All 2012 Regular Season Games
Here is a chart of all of the games for the 2012 regular season.
|Less than 90.0||93||512||18.2|
|90.0 - 109.9||112||512||21.9|
|110.0 - 129.9||82||512||16.0|
|130.0 - 149.9||40||512||7.8|
|150.0 or more||168||512||32.8|
Just like the Plays/TD stat, if the Yards/TD stat for offenses is broken down into categories surrounding league averages, there is roughly a 40-20-40 split in good performances - mediocre performances - bad performances. Strangly enough, this goes to show that while teams may average a certain total in yards, they rarely come close to that figure.
They are evenly split with the great and good performances, with 18.2% for the great and 21.9% for the good, teams only played below average on offense 7.8% of the time. When teams played poorly on offense, they were simply awful, which is represented by 32.8% of offenses averaging over 150 yards per touchdown for a single game.
Only 6 teams averaged worse than that for the 2012 season (NYJ, STL, JAC, ARI, PHI and KC) and all of these teams were awful at the quarterback position except for Bradford, who ranked 18th in the NFL in QBR.
This chart also accounts for the 3.3% of games for the season where the offense had negative net points for the game, which is impossible for this stat to actually measure. Since no team will have negative points for a season, it is not a problem. However, for a single game, some offenses are so bad they struggle to outscore the opposing defense and special teams.
While this only measures the offense, there is another interesting note with regards to consistency. While some teams have an offense all over the place, other teams are very consistent, whether good or bad.
- Atlanta had 13 games at or above the league average and only 3 games that were very poor.
- Denver had 13 games at or above the league average, 1 game that was below average, and 2 that were very poor.
- Both GB and Houston had 4 great offensive games, 5 good games and only 3 awful games. They did differ in the middle, where GB had 1 average game and 3 below average games, while Houston had 2 average games and 2 below average games.
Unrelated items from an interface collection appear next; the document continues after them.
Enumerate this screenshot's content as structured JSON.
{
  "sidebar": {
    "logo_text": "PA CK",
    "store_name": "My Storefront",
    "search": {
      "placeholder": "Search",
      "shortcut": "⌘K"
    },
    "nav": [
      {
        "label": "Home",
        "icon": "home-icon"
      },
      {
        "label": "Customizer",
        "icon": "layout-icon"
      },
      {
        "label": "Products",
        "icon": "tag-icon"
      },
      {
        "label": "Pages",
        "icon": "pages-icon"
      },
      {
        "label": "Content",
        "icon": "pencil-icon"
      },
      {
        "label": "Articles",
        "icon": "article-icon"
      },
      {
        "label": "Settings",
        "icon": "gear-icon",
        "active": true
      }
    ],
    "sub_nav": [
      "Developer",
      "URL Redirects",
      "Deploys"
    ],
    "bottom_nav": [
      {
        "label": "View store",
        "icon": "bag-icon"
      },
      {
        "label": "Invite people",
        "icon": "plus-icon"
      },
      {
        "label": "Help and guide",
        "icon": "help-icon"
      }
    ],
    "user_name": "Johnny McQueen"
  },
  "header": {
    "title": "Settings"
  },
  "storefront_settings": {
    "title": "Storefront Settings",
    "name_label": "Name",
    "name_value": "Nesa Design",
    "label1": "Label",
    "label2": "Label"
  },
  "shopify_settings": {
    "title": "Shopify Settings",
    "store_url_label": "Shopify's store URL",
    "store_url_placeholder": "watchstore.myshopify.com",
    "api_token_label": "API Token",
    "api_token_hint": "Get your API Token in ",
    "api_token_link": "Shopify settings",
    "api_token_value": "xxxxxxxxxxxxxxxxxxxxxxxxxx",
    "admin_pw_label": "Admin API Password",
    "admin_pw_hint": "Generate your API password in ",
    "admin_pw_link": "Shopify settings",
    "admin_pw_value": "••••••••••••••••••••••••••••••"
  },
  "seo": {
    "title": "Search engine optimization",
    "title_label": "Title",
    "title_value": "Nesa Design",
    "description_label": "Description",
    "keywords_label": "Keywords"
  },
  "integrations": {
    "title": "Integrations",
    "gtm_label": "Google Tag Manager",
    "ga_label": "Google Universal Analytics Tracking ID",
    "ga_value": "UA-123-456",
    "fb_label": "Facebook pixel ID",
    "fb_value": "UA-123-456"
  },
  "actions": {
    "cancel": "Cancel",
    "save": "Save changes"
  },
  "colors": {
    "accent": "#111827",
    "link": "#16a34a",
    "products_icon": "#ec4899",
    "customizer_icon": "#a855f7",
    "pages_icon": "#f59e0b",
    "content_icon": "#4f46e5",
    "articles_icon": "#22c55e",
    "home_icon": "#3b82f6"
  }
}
- Kansas City was on the wrong end of this, with only 1 great game and 1 average game while the rest were either below average or poor games. They also had 3 games that were non-positive, meaning they failed to register a single net point on offense for the game.
- New England had the most above average games in the NFL with 12 - they had only 2 average, 1 below average and 1 poor offensive games.
- New Orleans and the New York Giants also had the same number of games around the league average or better with 12, but the Giants had 5 great games compared to the Saints 3 and had 5 good games compared to the Saints 4. Both teams had 4 very poor outings on offense.
- Tennessee only managed 2 great games and 1 good game, while the other 13 games were either below average (4) or very poor (9).
- Dallas, Detroit and Philadelphia were the only teams to not have a great game on offense (90 Yards/TD or less)
What makes this stat better than almost any stat in football is its correlation to winning games. After looking at the offensive efficiency chart for each teams, it becomes abundantly clear that many teams struggle to field offenses that can compete while others play extremely well no matter who the opponent is each week.
This comes down to leadership. While some organizations are fundamentally sound because of good coaching and quarterbacking, others are a revolving door with no answer. The next two stats in this correlation study have to do with quarterbacks. The first is Yards/Attempt, which includes rushing totals and sacks. The last one involves the QBR stat for this site.
The goal here is to illustrate how efficiency is far greater than volume numbers. While it is never a bad thing to gain a lot of yards, in the end, it is the points scored that determines who wins and loses. The teams with the greater efficiency tend to win much more frequently and these stats are able to indicate that success while others do not.